Being a culture carrier forces you to critically analyze the decisions that your company makes. Are they profit-oriented or customer-oriented? Do they encourage collectivism or individualism amongst their employees? Are they risk takers or conservatives? If you align with the company culture, it will likely be quite easy to be a culture carrier. If not, you will find that it feels like you are continuously swimming against the current. In the process of engaging with company culture and actively trying to become a culture carrier, you will very quickly see what fits for you and what doesn’t. In this way, your job is no longer simply a series of daily tasks but rather an extension and expression of your personal values and goals.
Finally, being a culture carrier improves your experience with coworkers. In their book Built to Last, Jim Collins and Jerry Porras describe the intensely potent culture at Nordstrom. They discuss how those who fit the culture of Nordstrom are incredibly happy and fulfilled…and how those who do not fit leave quickly. While this may seem harsh, the truth is that it is a waste of time for someone to work in a culture that they do not agree with.
Being a culture carrier allows you to become more tightly knit with the other culture carriers in your company, finding synergy and drive in the decisions that you make as a team. This is not to say that you should shun those who are not culture carriers — quite the opposite in fact! Good culture carriers are infectious and spread the company values to coworkers. As in the Nordstrom example, this is a good thing because it forces employees to engage with culture and over time removes those who are not aligned with the company values.
To recap, there are three main reasons why it is important to be a culture carrier in your company:
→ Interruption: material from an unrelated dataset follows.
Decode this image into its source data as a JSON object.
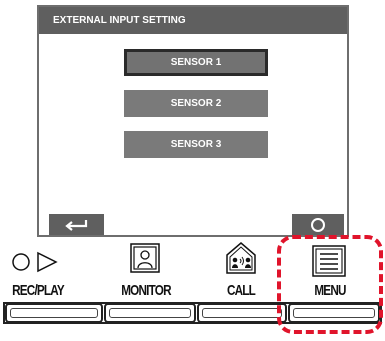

- It provides you with a true north for day to day decision making.
- It forces you to decide if you “fit” in the company or not.
- It allows you to form stronger bonds with other culture carriers in your company
If you found this article interesting and are looking for further reading, I would highly recommend reading Chapter 6 (Cult-like Cultures) of Built to Last by Jim Collins and Jerry Porras. Chapter 6 (Concerning the Going Concern) from Ben Horowitz’ The Hard Thing About Hard Things has some great thoughts on culture as well.
Thanks for reading! If you’d like to discover if you are a fit with Granify and our values, check out our careers page.